  14. Libson E, Bloom RA, Husband JE, et al. Metastatic tumours of bones of the hand and foot. Skeletal Radiol 1987;16:387-92.
  15. Portales F, Thézenas S, Samalin E, et al. Bone metastases in gastrointestinal cancer. Clin Exp Metastasis 2015;32(1):7-14.
  16. O'Sullivan GJ, Carty FL, Cronin CG. Imaging of bone metastasis: an update. World J Radiol 2015;7(8):202-11.
  17. Taylor G, Karlin N, Halfdanarson TR, et al. Leptomeningeal carcinomatosis in colorectal cancer: the mayo clinic experience. Clin Colorectal Cancer 2018;17(2):e183-7.
  18. Börger ME, Gosens MJ, Jeuken JW, et al. Signet ring cell differentiation in mucinous colorectal carcinoma. J Pathol 2007;212(3):278-86.
  19. Shah L, Salzman K. Imaging of spinal metastatic disease. Int J Surg Oncol 2011;2011:769753.
  20. Slouma M, Abbes M, Dhahri R, et al. Rectal carcinoma revealed by isolated mixed bone metastases. Clin Case Rep 2022;10:e05380.
  21. Rastogi R, Meena GL, Wani AM, et al. Rectal carcinoma with osteosclerotic metastases-a rare occurrence. J Cancer Diagn 2016;1:104.
  22. Song JY, Dwyre DM. Metastatic adenocarcinoma involving the bone marrow. Blood 2012;120(16):3170.
  23. Nakashima Y, Takeishi K, Guntani A, et al. Rectal cancer with disseminated carcinomatosis of the bone marrow: report of a case. Int Surg 2014;99(5):518-22.
  24. Zeeneldin A, Al-Dhaibani N, Saleh YM, et al. Anorectal cancer with bone marrow and leptomeningeal metastases. Case Rep Oncol Med 2018;2018:9246139.
  25. Ito H, Horie H, Sadatomo A, et al. Metachronous solitary metacarpal bone metastasis from rectal cancer. Journal of Surgical Case Reports 2017;12:247.
  26. Paik JH, Shin HJ, Lee HS, et al. Case report of periorbital metastasis from rectal cancer. Medicine 2020;99(1).
  27. Bresalier RS, Karlin DA. Meningeal metastasis from rectal carcinoma with elevated cerebrospinal fluid carcinoembryonic antigen. Dis Colon Rectum 1979;22(4):216-7.

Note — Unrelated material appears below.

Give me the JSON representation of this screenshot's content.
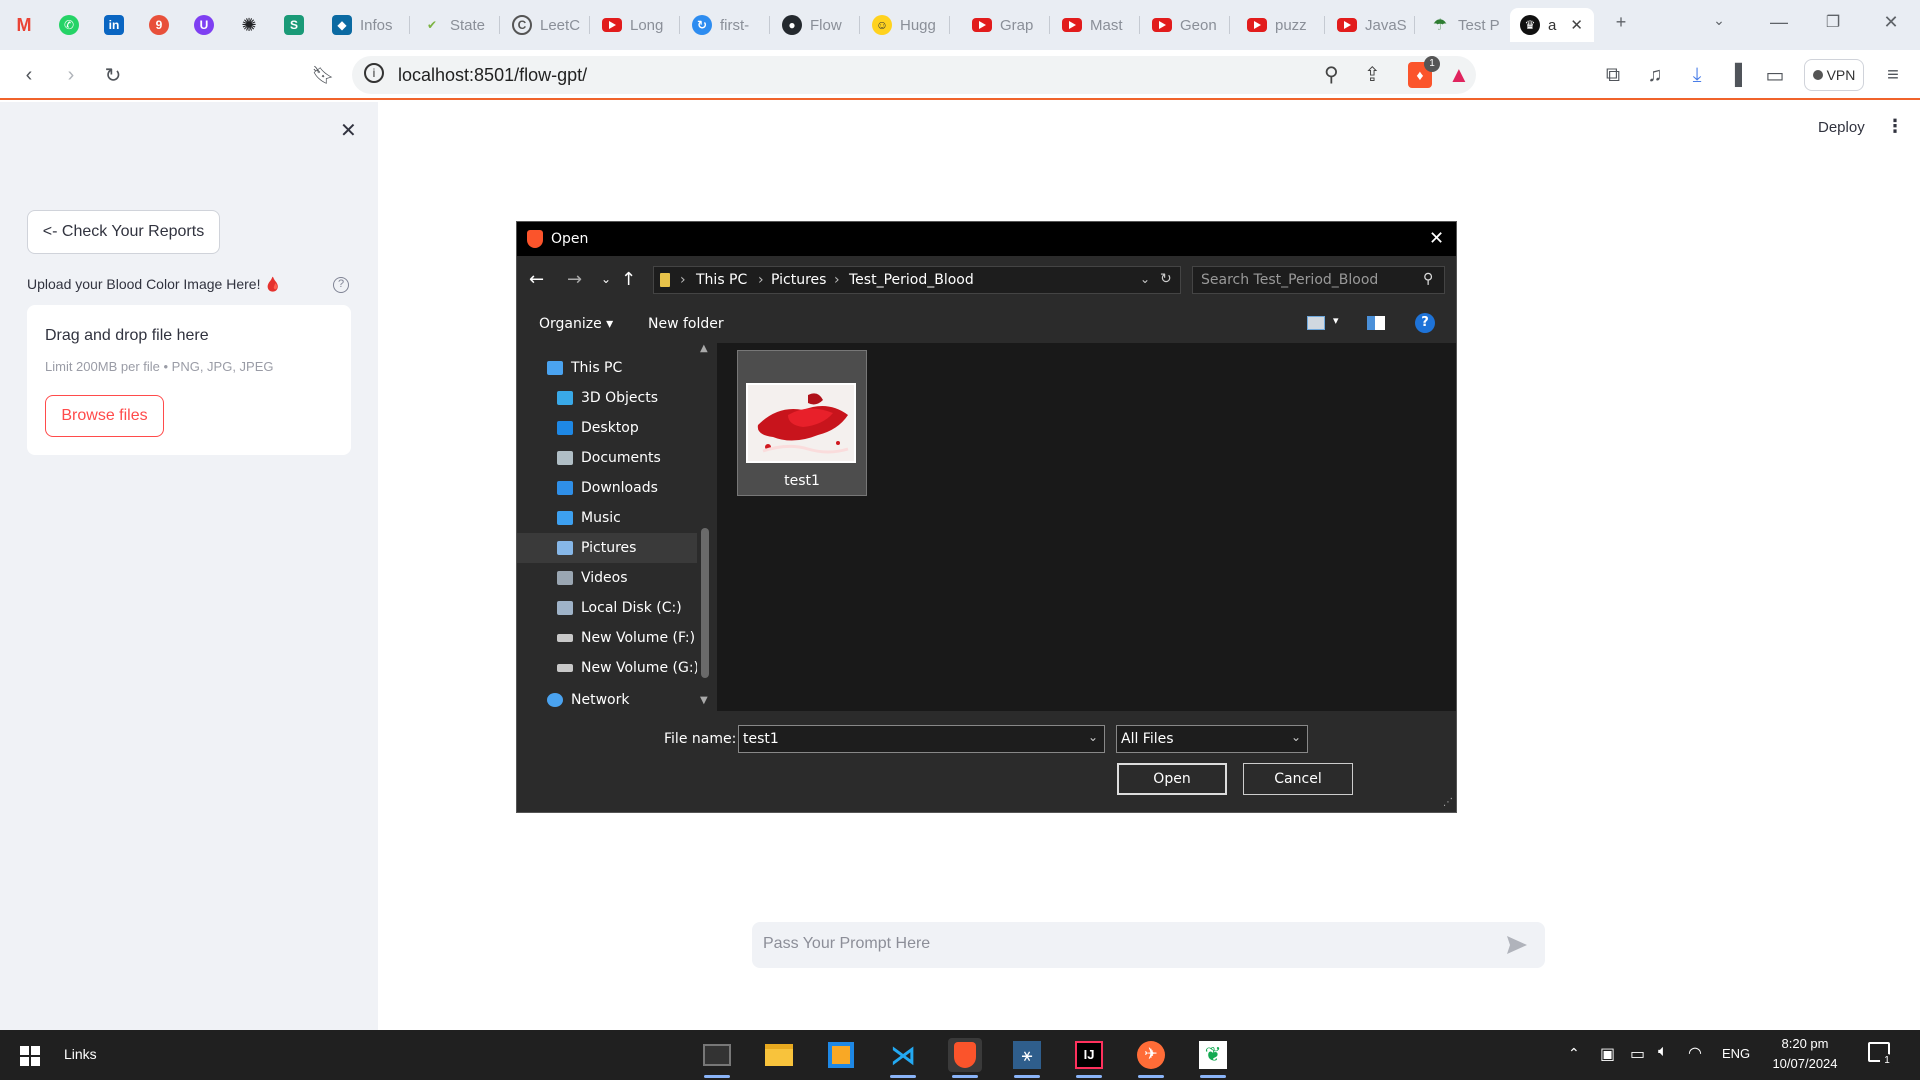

  28. McFadzean R, Brosnahan D, Doyle D, et al. A diagnostic quartet in leptomeningeal infiltration of the optic nerve sheath. J Neuroophthalmol 1994;14(3):175-82.
  29. Sartore-Bianchi A, Pedrazzoli P, Ponchio L, et al. Meningeal carcinomatosis in rectal cancer. Clin Oncol 2002;14:82.

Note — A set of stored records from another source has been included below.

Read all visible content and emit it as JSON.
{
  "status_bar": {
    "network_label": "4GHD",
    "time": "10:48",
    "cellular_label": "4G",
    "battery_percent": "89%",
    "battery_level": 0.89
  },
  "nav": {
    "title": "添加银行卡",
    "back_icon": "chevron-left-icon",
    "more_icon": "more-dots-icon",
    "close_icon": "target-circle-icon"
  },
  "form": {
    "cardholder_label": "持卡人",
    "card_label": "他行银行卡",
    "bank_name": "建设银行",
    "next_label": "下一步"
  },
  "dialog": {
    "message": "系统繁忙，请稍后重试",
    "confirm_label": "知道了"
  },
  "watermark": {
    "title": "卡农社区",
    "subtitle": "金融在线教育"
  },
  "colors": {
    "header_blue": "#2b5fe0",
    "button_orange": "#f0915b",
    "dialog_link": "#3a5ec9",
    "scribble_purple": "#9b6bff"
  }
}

  30. Jariengprasert C, Laothamatas J, Janwityanujit T, et al. Bilateral sudden sensorineural hearing loss as a presentation of metastatic adenocarcinoma of unknown primary mimicking cerebellopontine angle tumor on the magnetic resonance image. Am J Otolaryngol 2006;27(2):143-5.

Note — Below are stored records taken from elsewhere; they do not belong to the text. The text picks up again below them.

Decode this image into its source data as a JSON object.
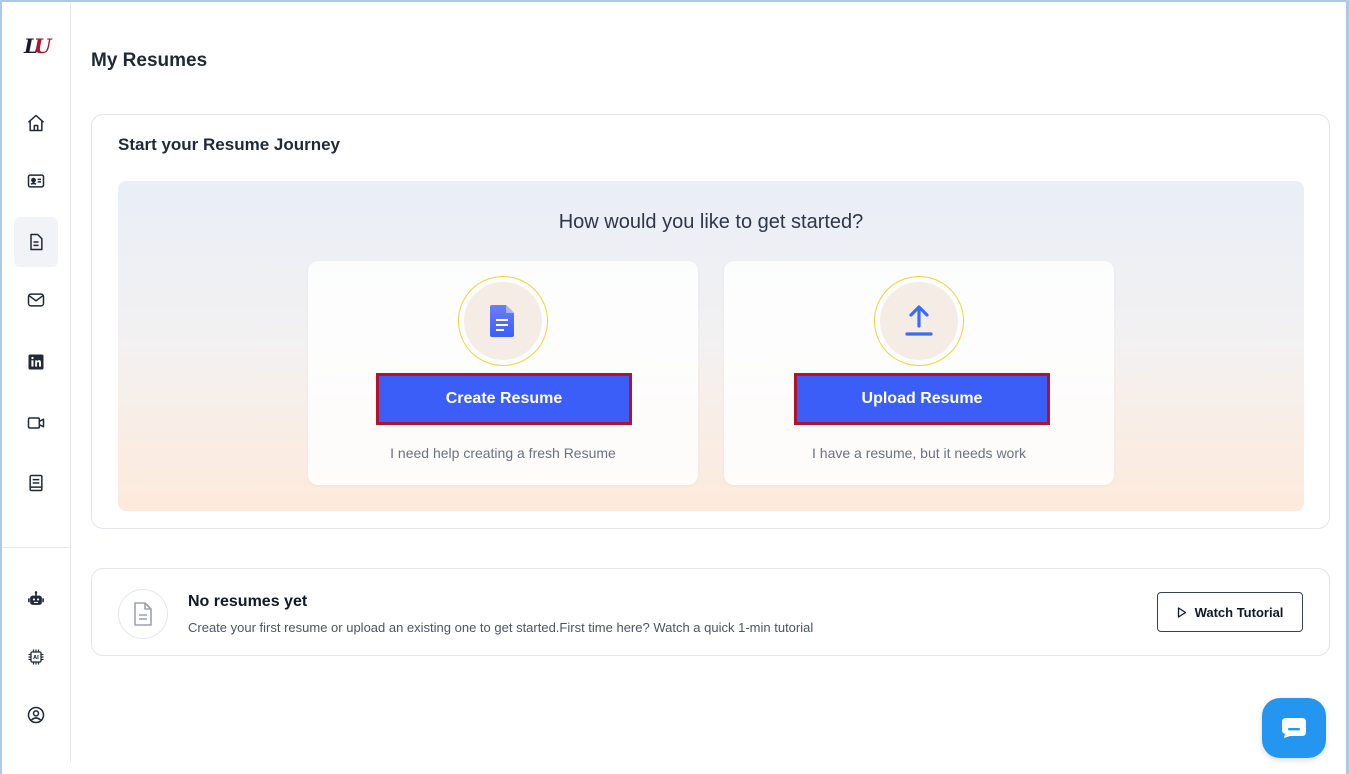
{
  "sidebar": {
    "logo_text": "LU",
    "items": [
      {
        "name": "home-icon",
        "active": false
      },
      {
        "name": "id-card-icon",
        "active": false
      },
      {
        "name": "document-icon",
        "active": true
      },
      {
        "name": "mail-icon",
        "active": false
      },
      {
        "name": "linkedin-icon",
        "active": false
      },
      {
        "name": "video-icon",
        "active": false
      },
      {
        "name": "notebook-icon",
        "active": false
      },
      {
        "name": "robot-icon",
        "active": false
      },
      {
        "name": "ai-chip-icon",
        "active": false
      },
      {
        "name": "user-circle-icon",
        "active": false
      }
    ]
  },
  "page": {
    "title": "My Resumes"
  },
  "journey": {
    "title": "Start your Resume Journey",
    "question": "How would you like to get started?",
    "create": {
      "icon": "document-icon",
      "button_label": "Create Resume",
      "description": "I need help creating a fresh Resume"
    },
    "upload": {
      "icon": "upload-icon",
      "button_label": "Upload Resume",
      "description": "I have a resume, but it needs work"
    }
  },
  "empty_state": {
    "icon": "file-icon",
    "title": "No resumes yet",
    "description": "Create your first resume or upload an existing one to get started.First time here? Watch a quick 1-min tutorial",
    "tutorial_button_label": "Watch Tutorial"
  },
  "chat": {
    "icon": "chat-icon"
  },
  "colors": {
    "primary": "#3a5ef7",
    "highlight_border": "#b3122b",
    "chat": "#2596f0",
    "accent_ring": "#f4d23c"
  }
}
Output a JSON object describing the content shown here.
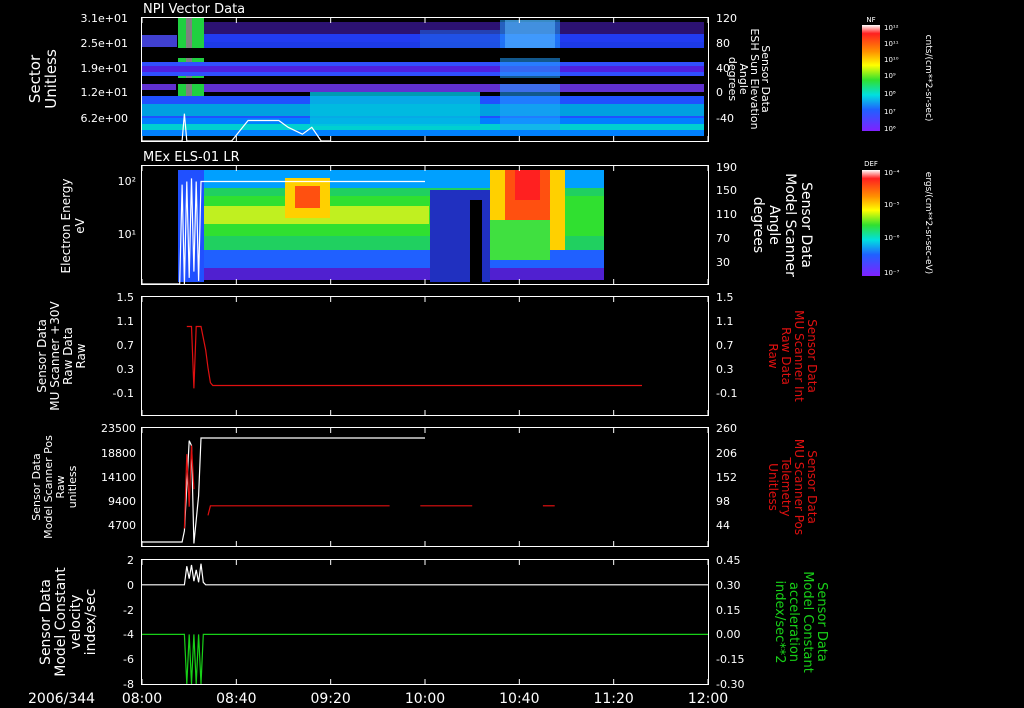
{
  "chart_data": [
    {
      "type": "heatmap",
      "title": "NPI Vector Data",
      "ylabel_left": [
        "Sector",
        "Unitless"
      ],
      "yticks_left": [
        "3.1e+01",
        "2.5e+01",
        "1.9e+01",
        "1.2e+01",
        "6.2e+00"
      ],
      "ylabel_right": [
        "Sensor Data",
        "ESH Sun Elevation",
        "Angle",
        "degrees"
      ],
      "yticks_right": [
        "120",
        "80",
        "40",
        "0",
        "-40"
      ],
      "ylim_right": [
        -60,
        120
      ],
      "colorbar": {
        "label": "NF",
        "unit": "cnts/(cm**2-sr-sec)",
        "ticks": [
          "10¹²",
          "10¹¹",
          "10¹⁰",
          "10⁹",
          "10⁸",
          "10⁷",
          "10⁶"
        ]
      },
      "overlay_line": {
        "color": "#ffffff",
        "x": [
          0,
          17,
          18,
          19,
          20,
          25,
          38,
          45,
          50,
          58,
          62,
          68,
          72,
          76,
          80
        ],
        "y": [
          -60,
          -60,
          -20,
          -60,
          -60,
          -60,
          -60,
          -30,
          -30,
          -30,
          -40,
          -50,
          -40,
          -60,
          -60
        ]
      }
    },
    {
      "type": "heatmap",
      "title": "MEx ELS-01 LR",
      "ylabel_left": [
        "Electron Energy",
        "eV"
      ],
      "yticks_left": [
        "10²",
        "10¹"
      ],
      "ylabel_right": [
        "Sensor Data",
        "Model Scanner",
        "Angle",
        "degrees"
      ],
      "yticks_right": [
        "190",
        "150",
        "110",
        "70",
        "30"
      ],
      "ylim_right": [
        0,
        190
      ],
      "colorbar": {
        "label": "DEF",
        "unit": "ergs/(cm**2-sr-sec-eV)",
        "ticks": [
          "10⁻⁴",
          "10⁻⁵",
          "10⁻⁶",
          "10⁻⁷"
        ]
      },
      "overlay_line": {
        "color": "#ffffff",
        "x": [
          0,
          16,
          17,
          18,
          19,
          20,
          21,
          22,
          23,
          24,
          25,
          60,
          120
        ],
        "y": [
          0,
          0,
          160,
          0,
          165,
          10,
          170,
          20,
          165,
          5,
          165,
          165,
          165
        ]
      }
    },
    {
      "type": "line",
      "xlim": [
        0,
        240
      ],
      "ylabel_left": [
        "Sensor Data",
        "MU Scanner +30V",
        "Raw Data",
        "Raw"
      ],
      "yticks_left": [
        "1.5",
        "1.1",
        "0.7",
        "0.3",
        "-0.1"
      ],
      "ylim_left": [
        -0.5,
        1.5
      ],
      "ylabel_right": [
        "Sensor Data",
        "MU Scanner Int",
        "Raw Data",
        "Raw"
      ],
      "yticks_right": [
        "1.5",
        "1.1",
        "0.7",
        "0.3",
        "-0.1"
      ],
      "series": [
        {
          "color": "#e01010",
          "x": [
            19,
            21,
            22,
            23,
            25,
            27,
            28,
            29,
            30,
            35,
            40,
            45,
            60,
            120,
            180,
            212
          ],
          "y": [
            1.0,
            1.0,
            -0.05,
            1.0,
            1.0,
            0.6,
            0.3,
            0.05,
            0.0,
            0.0,
            0.0,
            0.0,
            0.0,
            0.0,
            0.0,
            0.0
          ]
        }
      ]
    },
    {
      "type": "line",
      "ylabel_left": [
        "Sensor Data",
        "Model Scanner Pos",
        "Raw",
        "unitless"
      ],
      "yticks_left": [
        "23500",
        "18800",
        "14100",
        "9400",
        "4700"
      ],
      "ylim_left": [
        0,
        23500
      ],
      "ylabel_right": [
        "Sensor Data",
        "MU Scanner Pos",
        "Telemetry",
        "Unitless"
      ],
      "yticks_right": [
        "260",
        "206",
        "152",
        "98",
        "44"
      ],
      "ylim_right": [
        -10,
        260
      ],
      "series": [
        {
          "color": "#ffffff",
          "x": [
            0,
            17,
            18,
            20,
            21,
            22,
            24,
            25,
            26,
            27,
            120
          ],
          "y": [
            800,
            800,
            3000,
            21000,
            20000,
            500,
            10000,
            21500,
            21500,
            21500,
            21500
          ]
        },
        {
          "color": "#e01010",
          "segments": [
            {
              "x": [
                18,
                19,
                20,
                21,
                22
              ],
              "y": [
                30,
                200,
                80,
                220,
                120
              ]
            },
            {
              "x": [
                28,
                29,
                105
              ],
              "y": [
                60,
                82,
                82
              ]
            },
            {
              "x": [
                118,
                140
              ],
              "y": [
                82,
                82
              ]
            },
            {
              "x": [
                170,
                175
              ],
              "y": [
                82,
                82
              ]
            }
          ]
        }
      ]
    },
    {
      "type": "line",
      "ylabel_left": [
        "Sensor Data",
        "Model Constant",
        "velocity",
        "index/sec"
      ],
      "yticks_left": [
        "2",
        "0",
        "-2",
        "-4",
        "-6",
        "-8"
      ],
      "ylim_left": [
        -8,
        2
      ],
      "ylabel_right": [
        "Sensor Data",
        "Model Constant",
        "acceleration",
        "index/sec**2"
      ],
      "yticks_right": [
        "0.45",
        "0.30",
        "0.15",
        "0.00",
        "-0.15",
        "-0.30"
      ],
      "ylim_right": [
        -0.3,
        0.45
      ],
      "series": [
        {
          "color": "#ffffff",
          "x": [
            0,
            18,
            19,
            20,
            21,
            22,
            23,
            24,
            25,
            26,
            27,
            240
          ],
          "y": [
            0,
            0,
            1.5,
            0.5,
            1.6,
            0.3,
            1.2,
            0.2,
            1.7,
            0.2,
            0,
            0
          ]
        },
        {
          "color": "#18d018",
          "x": [
            0,
            18,
            19,
            20,
            21,
            22,
            23,
            24,
            25,
            26,
            27,
            240
          ],
          "y": [
            0,
            0,
            -0.3,
            0,
            -0.3,
            0,
            -0.3,
            0,
            -0.3,
            0,
            0,
            0
          ]
        }
      ]
    }
  ],
  "time_axis": {
    "date_label": "2006/344",
    "ticks": [
      "08:00",
      "08:40",
      "09:20",
      "10:00",
      "10:40",
      "11:20",
      "12:00"
    ],
    "tick_minutes": [
      0,
      40,
      80,
      120,
      160,
      200,
      240
    ]
  },
  "colors": {
    "background": "#000000",
    "frame": "#ffffff",
    "red_label": "#e01010",
    "green_label": "#18d018"
  }
}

  31. Suzuki T, Sakaguchi H, Yamamoto S, et al. Sudden hearing loss due to meningeal carcinomatosis from rectal carcinoma. Auris Nasus Larynx 2006;33(3):315-9.
  32. Su PJ, Hsieh CH, Yang TS. Leptomeningeal carcinomatosis from a primary colon cancer patient. J Cancer Res Pract 2011;27(3):113-6.
  33. Bruce BB, Tehrani M, Newman NJ, et al. Deafness and blindness as a presentation of colorectal meningeal carcinomatosis. Clin Adv Hematol Oncol 2010;8(8):564-6.
  34. Le Rhun E, Taillibert S, Chamberlain MC. Carcinomatous meningitis: leptomeningeal metastases in solid tumors. Surg Neurol Int 2013;4(Suppl 4):S265-88.
  35. Tham YL, Hinckley L, Teh BS, et al. Long-term clinical response in leptomeningeal metastases from breast cancer treated with capecitabine monotherapy: a case report. Clin Breast Cancer 2006;7(2):164-6.